Thirsty and in need of something sweet, we walked up the hill to the Wee Cottage, which is absolutely worth a sit down. They had the fireplace burning and their handmade desserts were perfect.
We gathered ourselves into the car to head back to Dublin. On our way to Giant’s Causeway, we drove past Belfast – another place I’ve always wanted to go. As we approached Belfast on the way back I mentioned it.
Sky: You wanna stop in?
Erin: Yes. I believe I DO want to stop in.
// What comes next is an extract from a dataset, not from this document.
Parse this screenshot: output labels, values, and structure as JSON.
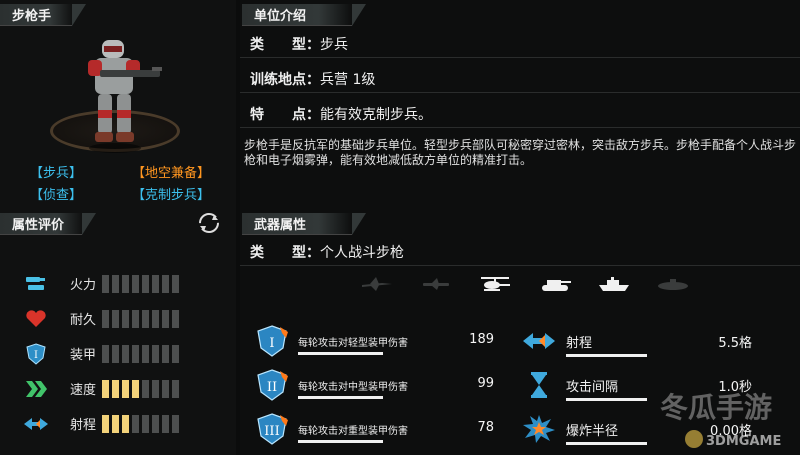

Belfast is separated with peace walls, which are a series of barriers in Northern Ireland that separate predominantly Republican and Nationalist Catholic neighborhoods from predominantly Loyalist and Unionist Protestant neighborhoods. Truth be told, every time I speak to this subject, I have to look it up, because that conflict is hard to keep straight. Driving next to the peace walls is a stark reminder of all the violence that was prevalent in Northern Ireland for so long. It’s also a reminder that even though the violence has mostly subsided, the divisions are still very much alive. The Britishness of parts of Northern Ireland is also VERY prominently displayed.
Sky noticed the signs for Titanic Belfast. We had room for one last adventure, and this was it. I HIGHLY recommend it. I wasn’t completely sold on it when Sky said she wanted to go, but I’m so very glad we did. This was the best museum experience I’ve ever had, and I wish we’d had a full afternoon to spend there. Take note, it has a ride. One day, I’ll spend a few days in Belfast, and give it the time it deserves – and I’ll absolutely go back to Titanic Belfast.
All good things must come to an end. We made our way back to Dublin, arriving in the dark to pack up and have our last night’s sleep in the arms of the Motherland. I will remain forever thankful to, humbled by, and in love with Ireland. I cried, I swooned, and my heart skipped all the beats. I’ll go back. I’ll always go back.